▶ _Directions_
Print every line of the listing exactly, please.

==== Input data ====

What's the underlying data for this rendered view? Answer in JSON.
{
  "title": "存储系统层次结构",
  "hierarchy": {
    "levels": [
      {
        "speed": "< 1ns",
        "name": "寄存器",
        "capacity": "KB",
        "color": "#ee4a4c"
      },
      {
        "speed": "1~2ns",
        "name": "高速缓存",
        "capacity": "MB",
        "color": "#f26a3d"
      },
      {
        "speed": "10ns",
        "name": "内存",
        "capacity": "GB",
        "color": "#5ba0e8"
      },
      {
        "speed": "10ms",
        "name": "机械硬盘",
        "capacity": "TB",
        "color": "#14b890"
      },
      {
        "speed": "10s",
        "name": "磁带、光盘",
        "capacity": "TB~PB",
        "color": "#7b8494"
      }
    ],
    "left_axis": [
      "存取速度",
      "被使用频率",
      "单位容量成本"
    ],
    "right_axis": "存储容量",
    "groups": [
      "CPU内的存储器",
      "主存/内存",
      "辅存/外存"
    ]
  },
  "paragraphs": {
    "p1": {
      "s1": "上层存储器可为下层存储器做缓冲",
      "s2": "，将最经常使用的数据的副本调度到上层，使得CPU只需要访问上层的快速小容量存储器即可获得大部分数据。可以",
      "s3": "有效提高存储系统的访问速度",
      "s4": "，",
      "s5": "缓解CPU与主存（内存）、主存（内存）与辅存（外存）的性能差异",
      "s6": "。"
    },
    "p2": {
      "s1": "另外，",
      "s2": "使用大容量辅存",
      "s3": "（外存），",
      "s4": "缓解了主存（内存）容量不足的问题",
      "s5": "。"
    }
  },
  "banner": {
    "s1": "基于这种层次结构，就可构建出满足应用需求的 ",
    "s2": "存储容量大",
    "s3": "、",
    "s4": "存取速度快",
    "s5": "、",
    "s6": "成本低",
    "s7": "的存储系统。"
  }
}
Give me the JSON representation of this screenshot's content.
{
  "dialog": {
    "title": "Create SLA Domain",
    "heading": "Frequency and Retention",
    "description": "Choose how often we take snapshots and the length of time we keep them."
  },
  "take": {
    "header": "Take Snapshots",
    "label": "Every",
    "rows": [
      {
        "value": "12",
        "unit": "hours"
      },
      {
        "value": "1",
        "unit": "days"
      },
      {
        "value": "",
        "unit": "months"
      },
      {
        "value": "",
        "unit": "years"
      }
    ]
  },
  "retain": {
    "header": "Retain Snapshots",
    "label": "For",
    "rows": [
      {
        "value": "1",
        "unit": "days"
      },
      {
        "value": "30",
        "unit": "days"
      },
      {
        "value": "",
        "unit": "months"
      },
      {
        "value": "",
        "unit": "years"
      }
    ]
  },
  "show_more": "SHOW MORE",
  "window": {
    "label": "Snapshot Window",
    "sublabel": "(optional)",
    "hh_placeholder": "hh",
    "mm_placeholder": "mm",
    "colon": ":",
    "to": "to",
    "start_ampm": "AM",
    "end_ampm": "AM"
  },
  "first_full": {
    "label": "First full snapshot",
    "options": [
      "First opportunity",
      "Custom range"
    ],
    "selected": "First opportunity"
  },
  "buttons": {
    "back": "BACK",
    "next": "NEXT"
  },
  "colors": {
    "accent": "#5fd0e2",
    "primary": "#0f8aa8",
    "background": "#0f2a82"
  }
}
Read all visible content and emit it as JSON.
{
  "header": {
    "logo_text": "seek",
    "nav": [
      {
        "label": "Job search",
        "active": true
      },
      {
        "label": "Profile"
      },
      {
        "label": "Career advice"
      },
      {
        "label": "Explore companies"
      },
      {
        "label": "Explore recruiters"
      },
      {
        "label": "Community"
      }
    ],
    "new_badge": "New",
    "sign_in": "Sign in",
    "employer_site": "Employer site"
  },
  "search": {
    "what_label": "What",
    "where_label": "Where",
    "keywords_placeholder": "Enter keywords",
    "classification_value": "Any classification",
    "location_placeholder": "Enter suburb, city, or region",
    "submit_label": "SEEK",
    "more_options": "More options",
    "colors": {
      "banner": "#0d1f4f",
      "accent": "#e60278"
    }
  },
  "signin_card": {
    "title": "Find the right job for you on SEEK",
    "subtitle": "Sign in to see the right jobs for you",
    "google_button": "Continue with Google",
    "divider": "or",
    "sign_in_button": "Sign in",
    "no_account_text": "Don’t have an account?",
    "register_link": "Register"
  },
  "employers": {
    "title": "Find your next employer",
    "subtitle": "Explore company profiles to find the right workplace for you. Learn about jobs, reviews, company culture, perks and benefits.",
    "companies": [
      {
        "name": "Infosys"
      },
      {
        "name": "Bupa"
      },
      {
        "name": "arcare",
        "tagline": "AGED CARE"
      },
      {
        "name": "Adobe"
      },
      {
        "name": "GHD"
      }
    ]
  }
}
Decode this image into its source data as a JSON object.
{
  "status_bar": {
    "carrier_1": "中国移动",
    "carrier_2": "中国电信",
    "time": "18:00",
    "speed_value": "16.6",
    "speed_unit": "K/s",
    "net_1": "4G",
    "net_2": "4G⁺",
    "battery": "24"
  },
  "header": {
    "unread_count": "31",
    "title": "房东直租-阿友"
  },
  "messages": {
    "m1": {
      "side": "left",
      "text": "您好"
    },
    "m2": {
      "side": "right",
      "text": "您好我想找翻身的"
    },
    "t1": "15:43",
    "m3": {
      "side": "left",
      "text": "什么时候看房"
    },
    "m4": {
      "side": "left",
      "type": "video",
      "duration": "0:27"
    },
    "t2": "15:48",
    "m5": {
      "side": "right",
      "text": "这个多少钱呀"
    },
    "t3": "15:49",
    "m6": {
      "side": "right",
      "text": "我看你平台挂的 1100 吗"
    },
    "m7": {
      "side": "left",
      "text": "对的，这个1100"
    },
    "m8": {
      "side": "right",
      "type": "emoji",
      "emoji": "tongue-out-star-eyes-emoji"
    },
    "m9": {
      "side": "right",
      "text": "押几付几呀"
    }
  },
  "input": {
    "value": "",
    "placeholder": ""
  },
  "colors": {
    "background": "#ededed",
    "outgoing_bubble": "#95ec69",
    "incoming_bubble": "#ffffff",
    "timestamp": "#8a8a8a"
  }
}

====

▶ _Solution to this task_
What's the underlying data for this rendered view? Answer in JSON.
{
  "title": "存储系统层次结构",
  "hierarchy": {
    "levels": [
      {
        "speed": "< 1ns",
        "name": "寄存器",
        "capacity": "KB",
        "color": "#ee4a4c"
      },
      {
        "speed": "1~2ns",
        "name": "高速缓存",
        "capacity": "MB",
        "color": "#f26a3d"
      },
      {
        "speed": "10ns",
        "name": "内存",
        "capacity": "GB",
        "color": "#5ba0e8"
      },
      {
        "speed": "10ms",
        "name": "机械硬盘",
        "capacity": "TB",
        "color": "#14b890"
      },
      {
        "speed": "10s",
        "name": "磁带、光盘",
        "capacity": "TB~PB",
        "color": "#7b8494"
      }
    ],
    "left_axis": [
      "存取速度",
      "被使用频率",
      "单位容量成本"
    ],
    "right_axis": "存储容量",
    "groups": [
      "CPU内的存储器",
      "主存/内存",
      "辅存/外存"
    ]
  },
  "paragraphs": {
    "p1": {
      "s1": "上层存储器可为下层存储器做缓冲",
      "s2": "，将最经常使用的数据的副本调度到上层，使得CPU只需要访问上层的快速小容量存储器即可获得大部分数据。可以",
      "s3": "有效提高存储系统的访问速度",
      "s4": "，",
      "s5": "缓解CPU与主存（内存）、主存（内存）与辅存（外存）的性能差异",
      "s6": "。"
    },
    "p2": {
      "s1": "另外，",
      "s2": "使用大容量辅存",
      "s3": "（外存），",
      "s4": "缓解了主存（内存）容量不足的问题",
      "s5": "。"
    }
  },
  "banner": {
    "s1": "基于这种层次结构，就可构建出满足应用需求的 ",
    "s2": "存储容量大",
    "s3": "、",
    "s4": "存取速度快",
    "s5": "、",
    "s6": "成本低",
    "s7": "的存储系统。"
  }
}
Give me the JSON representation of this screenshot's content.
{
  "dialog": {
    "title": "Create SLA Domain",
    "heading": "Frequency and Retention",
    "description": "Choose how often we take snapshots and the length of time we keep them."
  },
  "take": {
    "header": "Take Snapshots",
    "label": "Every",
    "rows": [
      {
        "value": "12",
        "unit": "hours"
      },
      {
        "value": "1",
        "unit": "days"
      },
      {
        "value": "",
        "unit": "months"
      },
      {
        "value": "",
        "unit": "years"
      }
    ]
  },
  "retain": {
    "header": "Retain Snapshots",
    "label": "For",
    "rows": [
      {
        "value": "1",
        "unit": "days"
      },
      {
        "value": "30",
        "unit": "days"
      },
      {
        "value": "",
        "unit": "months"
      },
      {
        "value": "",
        "unit": "years"
      }
    ]
  },
  "show_more": "SHOW MORE",
  "window": {
    "label": "Snapshot Window",
    "sublabel": "(optional)",
    "hh_placeholder": "hh",
    "mm_placeholder": "mm",
    "colon": ":",
    "to": "to",
    "start_ampm": "AM",
    "end_ampm": "AM"
  },
  "first_full": {
    "label": "First full snapshot",
    "options": [
      "First opportunity",
      "Custom range"
    ],
    "selected": "First opportunity"
  },
  "buttons": {
    "back": "BACK",
    "next": "NEXT"
  },
  "colors": {
    "accent": "#5fd0e2",
    "primary": "#0f8aa8",
    "background": "#0f2a82"
  }
}
Read all visible content and emit it as JSON.
{
  "header": {
    "logo_text": "seek",
    "nav": [
      {
        "label": "Job search",
        "active": true
      },
      {
        "label": "Profile"
      },
      {
        "label": "Career advice"
      },
      {
        "label": "Explore companies"
      },
      {
        "label": "Explore recruiters"
      },
      {
        "label": "Community"
      }
    ],
    "new_badge": "New",
    "sign_in": "Sign in",
    "employer_site": "Employer site"
  },
  "search": {
    "what_label": "What",
    "where_label": "Where",
    "keywords_placeholder": "Enter keywords",
    "classification_value": "Any classification",
    "location_placeholder": "Enter suburb, city, or region",
    "submit_label": "SEEK",
    "more_options": "More options",
    "colors": {
      "banner": "#0d1f4f",
      "accent": "#e60278"
    }
  },
  "signin_card": {
    "title": "Find the right job for you on SEEK",
    "subtitle": "Sign in to see the right jobs for you",
    "google_button": "Continue with Google",
    "divider": "or",
    "sign_in_button": "Sign in",
    "no_account_text": "Don’t have an account?",
    "register_link": "Register"
  },
  "employers": {
    "title": "Find your next employer",
    "subtitle": "Explore company profiles to find the right workplace for you. Learn about jobs, reviews, company culture, perks and benefits.",
    "companies": [
      {
        "name": "Infosys"
      },
      {
        "name": "Bupa"
      },
      {
        "name": "arcare",
        "tagline": "AGED CARE"
      },
      {
        "name": "Adobe"
      },
      {
        "name": "GHD"
      }
    ]
  }
}
Decode this image into its source data as a JSON object.
{
  "status_bar": {
    "carrier_1": "中国移动",
    "carrier_2": "中国电信",
    "time": "18:00",
    "speed_value": "16.6",
    "speed_unit": "K/s",
    "net_1": "4G",
    "net_2": "4G⁺",
    "battery": "24"
  },
  "header": {
    "unread_count": "31",
    "title": "房东直租-阿友"
  },
  "messages": {
    "m1": {
      "side": "left",
      "text": "您好"
    },
    "m2": {
      "side": "right",
      "text": "您好我想找翻身的"
    },
    "t1": "15:43",
    "m3": {
      "side": "left",
      "text": "什么时候看房"
    },
    "m4": {
      "side": "left",
      "type": "video",
      "duration": "0:27"
    },
    "t2": "15:48",
    "m5": {
      "side": "right",
      "text": "这个多少钱呀"
    },
    "t3": "15:49",
    "m6": {
      "side": "right",
      "text": "我看你平台挂的 1100 吗"
    },
    "m7": {
      "side": "left",
      "text": "对的，这个1100"
    },
    "m8": {
      "side": "right",
      "type": "emoji",
      "emoji": "tongue-out-star-eyes-emoji"
    },
    "m9": {
      "side": "right",
      "text": "押几付几呀"
    }
  },
  "input": {
    "value": "",
    "placeholder": ""
  },
  "colors": {
    "background": "#ededed",
    "outgoing_bubble": "#95ec69",
    "incoming_bubble": "#ffffff",
    "timestamp": "#8a8a8a"
  }
}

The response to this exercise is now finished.